## TASK INSTRUCTIONS
Provide an exact reproduction of every entry.

## EXERCISE DATA
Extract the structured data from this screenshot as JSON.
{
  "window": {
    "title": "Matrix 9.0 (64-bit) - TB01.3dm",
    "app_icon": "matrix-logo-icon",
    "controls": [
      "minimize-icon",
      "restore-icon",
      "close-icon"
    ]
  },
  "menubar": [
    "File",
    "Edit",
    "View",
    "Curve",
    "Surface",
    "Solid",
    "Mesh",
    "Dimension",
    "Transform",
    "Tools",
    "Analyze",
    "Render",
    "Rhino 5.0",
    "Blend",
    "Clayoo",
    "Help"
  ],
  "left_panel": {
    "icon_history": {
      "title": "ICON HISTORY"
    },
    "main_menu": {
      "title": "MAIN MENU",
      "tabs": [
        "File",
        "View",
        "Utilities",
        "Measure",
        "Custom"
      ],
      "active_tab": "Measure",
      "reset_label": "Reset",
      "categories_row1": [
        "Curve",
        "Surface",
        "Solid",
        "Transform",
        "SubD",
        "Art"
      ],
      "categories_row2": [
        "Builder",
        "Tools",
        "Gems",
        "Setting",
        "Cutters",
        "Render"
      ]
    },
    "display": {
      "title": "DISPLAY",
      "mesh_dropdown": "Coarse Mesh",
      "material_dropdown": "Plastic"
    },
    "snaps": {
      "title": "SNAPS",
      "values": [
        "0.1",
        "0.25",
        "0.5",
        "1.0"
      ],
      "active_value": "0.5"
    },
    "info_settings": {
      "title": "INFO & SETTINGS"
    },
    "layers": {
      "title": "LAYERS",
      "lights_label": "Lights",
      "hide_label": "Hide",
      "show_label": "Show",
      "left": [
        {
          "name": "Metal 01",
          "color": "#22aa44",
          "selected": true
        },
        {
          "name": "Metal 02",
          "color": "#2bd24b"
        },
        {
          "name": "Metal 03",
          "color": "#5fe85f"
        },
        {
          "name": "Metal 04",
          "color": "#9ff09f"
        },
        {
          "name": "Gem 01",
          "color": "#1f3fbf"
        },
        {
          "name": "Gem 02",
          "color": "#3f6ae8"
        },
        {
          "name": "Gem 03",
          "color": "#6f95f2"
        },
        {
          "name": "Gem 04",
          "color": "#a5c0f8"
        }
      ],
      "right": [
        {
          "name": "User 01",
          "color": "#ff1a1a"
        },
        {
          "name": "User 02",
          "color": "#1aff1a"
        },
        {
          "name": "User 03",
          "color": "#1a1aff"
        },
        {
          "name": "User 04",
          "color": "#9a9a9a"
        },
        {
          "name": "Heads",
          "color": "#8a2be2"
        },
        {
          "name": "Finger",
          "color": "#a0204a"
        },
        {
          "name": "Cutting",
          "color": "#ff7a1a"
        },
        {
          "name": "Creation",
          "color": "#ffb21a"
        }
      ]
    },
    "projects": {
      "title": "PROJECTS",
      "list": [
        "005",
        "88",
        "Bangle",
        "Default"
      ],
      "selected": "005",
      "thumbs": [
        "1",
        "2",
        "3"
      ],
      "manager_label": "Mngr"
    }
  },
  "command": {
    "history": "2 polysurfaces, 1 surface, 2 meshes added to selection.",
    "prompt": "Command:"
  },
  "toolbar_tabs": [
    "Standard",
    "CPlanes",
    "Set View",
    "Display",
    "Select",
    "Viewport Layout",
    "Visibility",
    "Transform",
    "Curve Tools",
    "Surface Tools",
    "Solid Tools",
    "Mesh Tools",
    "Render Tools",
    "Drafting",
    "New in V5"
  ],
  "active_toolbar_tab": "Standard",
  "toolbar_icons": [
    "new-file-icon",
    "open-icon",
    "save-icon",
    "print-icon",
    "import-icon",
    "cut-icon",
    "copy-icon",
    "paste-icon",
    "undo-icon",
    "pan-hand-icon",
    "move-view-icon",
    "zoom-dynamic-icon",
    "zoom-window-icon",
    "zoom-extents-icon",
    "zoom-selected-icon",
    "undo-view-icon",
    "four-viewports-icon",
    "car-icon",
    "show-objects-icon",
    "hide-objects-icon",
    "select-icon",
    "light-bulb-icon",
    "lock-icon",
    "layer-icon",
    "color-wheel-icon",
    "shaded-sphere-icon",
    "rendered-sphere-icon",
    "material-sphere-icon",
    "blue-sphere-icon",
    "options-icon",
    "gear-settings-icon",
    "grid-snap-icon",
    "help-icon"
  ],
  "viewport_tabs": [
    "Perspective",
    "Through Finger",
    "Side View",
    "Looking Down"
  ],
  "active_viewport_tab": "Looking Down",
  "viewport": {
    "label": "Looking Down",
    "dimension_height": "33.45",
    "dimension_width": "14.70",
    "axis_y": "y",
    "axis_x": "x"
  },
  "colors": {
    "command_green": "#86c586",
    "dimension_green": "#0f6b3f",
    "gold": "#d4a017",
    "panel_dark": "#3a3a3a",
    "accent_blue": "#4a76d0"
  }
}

## RESPONSE
Extract the structured data from this screenshot as JSON.
{
  "window": {
    "title": "Matrix 9.0 (64-bit) - TB01.3dm",
    "app_icon": "matrix-logo-icon",
    "controls": [
      "minimize-icon",
      "restore-icon",
      "close-icon"
    ]
  },
  "menubar": [
    "File",
    "Edit",
    "View",
    "Curve",
    "Surface",
    "Solid",
    "Mesh",
    "Dimension",
    "Transform",
    "Tools",
    "Analyze",
    "Render",
    "Rhino 5.0",
    "Blend",
    "Clayoo",
    "Help"
  ],
  "left_panel": {
    "icon_history": {
      "title": "ICON HISTORY"
    },
    "main_menu": {
      "title": "MAIN MENU",
      "tabs": [
        "File",
        "View",
        "Utilities",
        "Measure",
        "Custom"
      ],
      "active_tab": "Measure",
      "reset_label": "Reset",
      "categories_row1": [
        "Curve",
        "Surface",
        "Solid",
        "Transform",
        "SubD",
        "Art"
      ],
      "categories_row2": [
        "Builder",
        "Tools",
        "Gems",
        "Setting",
        "Cutters",
        "Render"
      ]
    },
    "display": {
      "title": "DISPLAY",
      "mesh_dropdown": "Coarse Mesh",
      "material_dropdown": "Plastic"
    },
    "snaps": {
      "title": "SNAPS",
      "values": [
        "0.1",
        "0.25",
        "0.5",
        "1.0"
      ],
      "active_value": "0.5"
    },
    "info_settings": {
      "title": "INFO & SETTINGS"
    },
    "layers": {
      "title": "LAYERS",
      "lights_label": "Lights",
      "hide_label": "Hide",
      "show_label": "Show",
      "left": [
        {
          "name": "Metal 01",
          "color": "#22aa44",
          "selected": true
        },
        {
          "name": "Metal 02",
          "color": "#2bd24b"
        },
        {
          "name": "Metal 03",
          "color": "#5fe85f"
        },
        {
          "name": "Metal 04",
          "color": "#9ff09f"
        },
        {
          "name": "Gem 01",
          "color": "#1f3fbf"
        },
        {
          "name": "Gem 02",
          "color": "#3f6ae8"
        },
        {
          "name": "Gem 03",
          "color": "#6f95f2"
        },
        {
          "name": "Gem 04",
          "color": "#a5c0f8"
        }
      ],
      "right": [
        {
          "name": "User 01",
          "color": "#ff1a1a"
        },
        {
          "name": "User 02",
          "color": "#1aff1a"
        },
        {
          "name": "User 03",
          "color": "#1a1aff"
        },
        {
          "name": "User 04",
          "color": "#9a9a9a"
        },
        {
          "name": "Heads",
          "color": "#8a2be2"
        },
        {
          "name": "Finger",
          "color": "#a0204a"
        },
        {
          "name": "Cutting",
          "color": "#ff7a1a"
        },
        {
          "name": "Creation",
          "color": "#ffb21a"
        }
      ]
    },
    "projects": {
      "title": "PROJECTS",
      "list": [
        "005",
        "88",
        "Bangle",
        "Default"
      ],
      "selected": "005",
      "thumbs": [
        "1",
        "2",
        "3"
      ],
      "manager_label": "Mngr"
    }
  },
  "command": {
    "history": "2 polysurfaces, 1 surface, 2 meshes added to selection.",
    "prompt": "Command:"
  },
  "toolbar_tabs": [
    "Standard",
    "CPlanes",
    "Set View",
    "Display",
    "Select",
    "Viewport Layout",
    "Visibility",
    "Transform",
    "Curve Tools",
    "Surface Tools",
    "Solid Tools",
    "Mesh Tools",
    "Render Tools",
    "Drafting",
    "New in V5"
  ],
  "active_toolbar_tab": "Standard",
  "toolbar_icons": [
    "new-file-icon",
    "open-icon",
    "save-icon",
    "print-icon",
    "import-icon",
    "cut-icon",
    "copy-icon",
    "paste-icon",
    "undo-icon",
    "pan-hand-icon",
    "move-view-icon",
    "zoom-dynamic-icon",
    "zoom-window-icon",
    "zoom-extents-icon",
    "zoom-selected-icon",
    "undo-view-icon",
    "four-viewports-icon",
    "car-icon",
    "show-objects-icon",
    "hide-objects-icon",
    "select-icon",
    "light-bulb-icon",
    "lock-icon",
    "layer-icon",
    "color-wheel-icon",
    "shaded-sphere-icon",
    "rendered-sphere-icon",
    "material-sphere-icon",
    "blue-sphere-icon",
    "options-icon",
    "gear-settings-icon",
    "grid-snap-icon",
    "help-icon"
  ],
  "viewport_tabs": [
    "Perspective",
    "Through Finger",
    "Side View",
    "Looking Down"
  ],
  "active_viewport_tab": "Looking Down",
  "viewport": {
    "label": "Looking Down",
    "dimension_height": "33.45",
    "dimension_width": "14.70",
    "axis_y": "y",
    "axis_x": "x"
  },
  "colors": {
    "command_green": "#86c586",
    "dimension_green": "#0f6b3f",
    "gold": "#d4a017",
    "panel_dark": "#3a3a3a",
    "accent_blue": "#4a76d0"
  }
}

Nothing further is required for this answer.